Records supplied: Begin

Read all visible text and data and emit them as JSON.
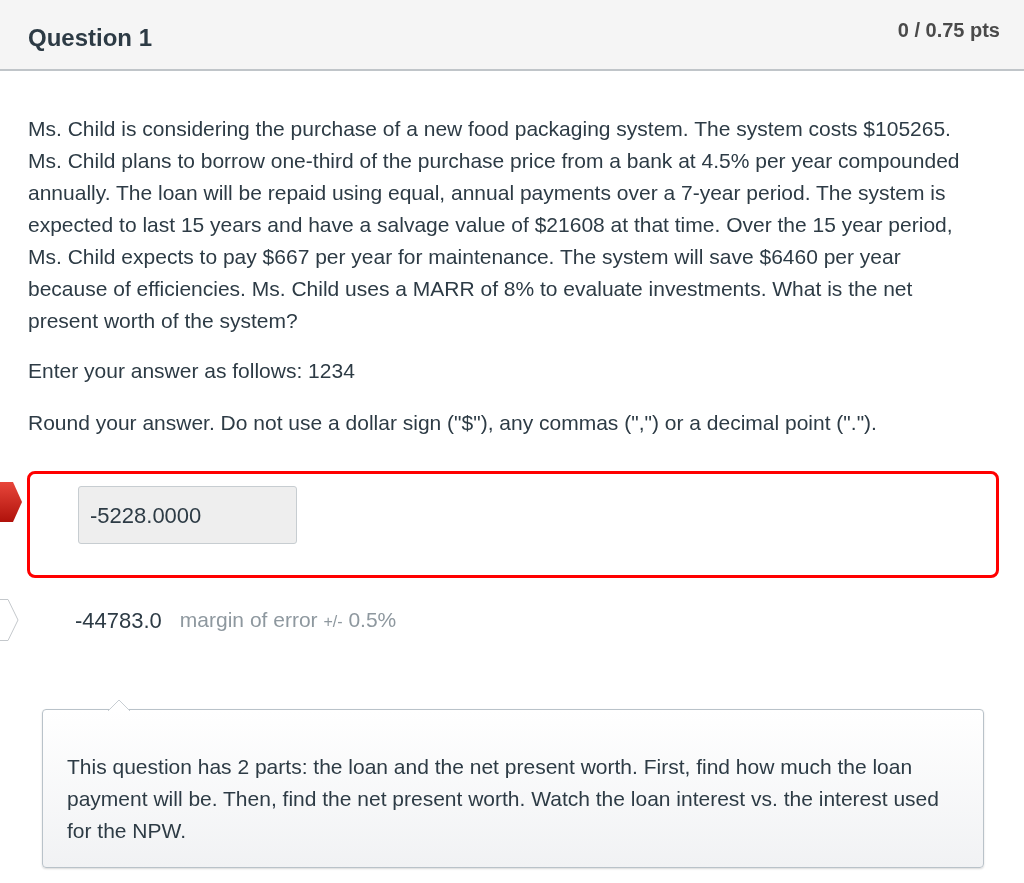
{
  "header": {
    "title": "Question 1",
    "points": "0 / 0.75 pts"
  },
  "question": {
    "paragraphs": [
      "Ms. Child is considering the purchase of a new food packaging system. The system costs $105265. Ms. Child plans to borrow one-third of the purchase price from a bank at 4.5% per year compounded annually. The loan will be repaid using equal, annual payments over a 7-year period. The system is expected to last 15 years and have a salvage value of $21608 at that time. Over the 15 year period, Ms. Child expects to pay $667 per year for maintenance. The system will save $6460 per year because of efficiencies. Ms. Child uses a MARR of 8% to evaluate investments. What is the net present worth of the system?",
      "Enter your answer as follows: 1234",
      "Round your answer. Do not use a dollar sign (\"$\"), any commas (\",\") or a decimal point (\".\")."
    ]
  },
  "user_answer": {
    "value": "-5228.0000",
    "correct": false
  },
  "correct_answer": {
    "value": "-44783.0",
    "margin_label": "margin of error",
    "tolerance_sign": "+/-",
    "tolerance": "0.5%"
  },
  "comment": {
    "text": "This question has 2 parts: the loan and the net present worth. First, find how much the loan payment will be. Then, find the net present worth. Watch the loan interest vs. the interest used for the NPW."
  }
}
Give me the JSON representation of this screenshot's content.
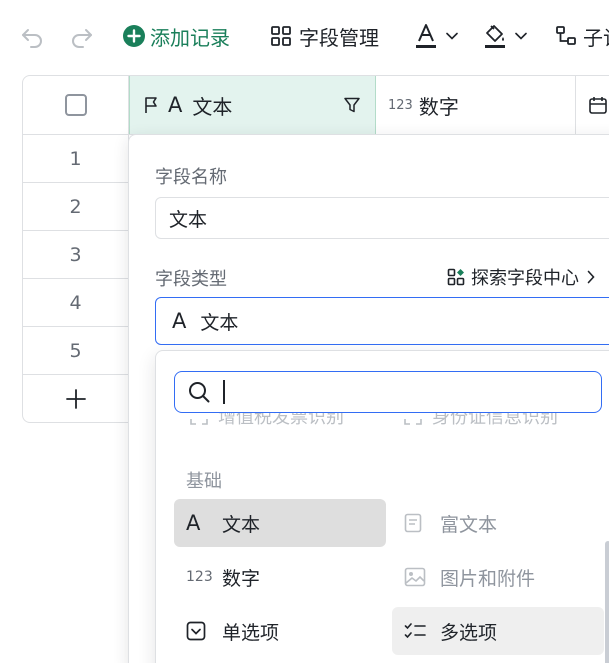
{
  "toolbar": {
    "add_record": "添加记录",
    "field_manage": "字段管理",
    "sub_label": "子记"
  },
  "grid": {
    "col_text": "文本",
    "col_number": "数字",
    "col_number_prefix": "123",
    "rows": [
      "1",
      "2",
      "3",
      "4",
      "5"
    ]
  },
  "field_panel": {
    "name_label": "字段名称",
    "name_value": "文本",
    "type_label": "字段类型",
    "explore_link": "探索字段中心",
    "selected_type": "文本"
  },
  "type_dropdown": {
    "search_value": "",
    "faded_items": [
      "增值税发票识别",
      "身份证信息识别"
    ],
    "group_title": "基础",
    "items": [
      {
        "label": "文本",
        "icon": "text-a-icon",
        "selected": true
      },
      {
        "label": "富文本",
        "icon": "rich-text-icon",
        "disabled": true
      },
      {
        "label": "数字",
        "icon": "number-123-icon"
      },
      {
        "label": "图片和附件",
        "icon": "image-icon",
        "disabled": true
      },
      {
        "label": "单选项",
        "icon": "single-select-icon"
      },
      {
        "label": "多选项",
        "icon": "multi-select-icon",
        "hovered": true
      }
    ],
    "number_icon_text": "123"
  },
  "colors": {
    "accent_green": "#1a7f5a",
    "focus_blue": "#336df4",
    "header_selected_bg": "#e3f3ee"
  }
}
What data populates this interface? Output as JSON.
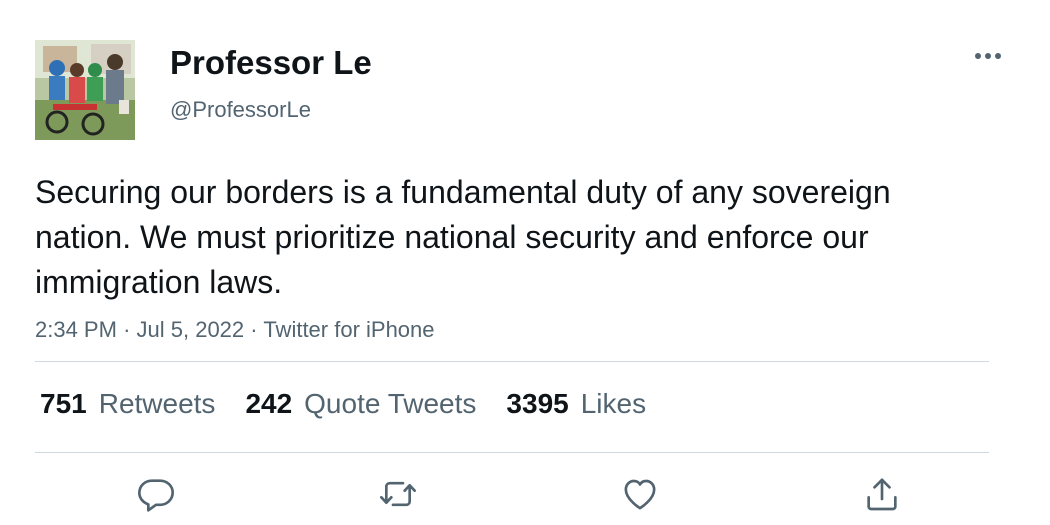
{
  "author": {
    "display_name": "Professor Le",
    "handle": "@ProfessorLe",
    "avatar": "family-photo-avatar"
  },
  "tweet": {
    "text": "Securing our borders is a fundamental duty of any sovereign nation. We must prioritize national security and enforce our immigration laws.",
    "time": "2:34 PM",
    "separator": "·",
    "date": "Jul 5, 2022",
    "source": "Twitter for iPhone"
  },
  "stats": {
    "retweets_count": "751",
    "retweets_label": "Retweets",
    "quotes_count": "242",
    "quotes_label": "Quote Tweets",
    "likes_count": "3395",
    "likes_label": "Likes"
  },
  "icons": {
    "more": "more-horizontal-icon",
    "reply": "reply-icon",
    "retweet": "retweet-icon",
    "like": "heart-icon",
    "share": "share-icon"
  },
  "colors": {
    "text_primary": "#0f1419",
    "text_secondary": "#536471",
    "divider": "#cfd9de"
  }
}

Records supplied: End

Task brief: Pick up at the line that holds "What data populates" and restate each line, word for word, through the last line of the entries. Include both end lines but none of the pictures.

Solved problem:
What data populates this interface? Output as JSON.
{
  "author": {
    "display_name": "Professor Le",
    "handle": "@ProfessorLe",
    "avatar": "family-photo-avatar"
  },
  "tweet": {
    "text": "Securing our borders is a fundamental duty of any sovereign nation. We must prioritize national security and enforce our immigration laws.",
    "time": "2:34 PM",
    "separator": "·",
    "date": "Jul 5, 2022",
    "source": "Twitter for iPhone"
  },
  "stats": {
    "retweets_count": "751",
    "retweets_label": "Retweets",
    "quotes_count": "242",
    "quotes_label": "Quote Tweets",
    "likes_count": "3395",
    "likes_label": "Likes"
  },
  "icons": {
    "more": "more-horizontal-icon",
    "reply": "reply-icon",
    "retweet": "retweet-icon",
    "like": "heart-icon",
    "share": "share-icon"
  },
  "colors": {
    "text_primary": "#0f1419",
    "text_secondary": "#536471",
    "divider": "#cfd9de"
  }
}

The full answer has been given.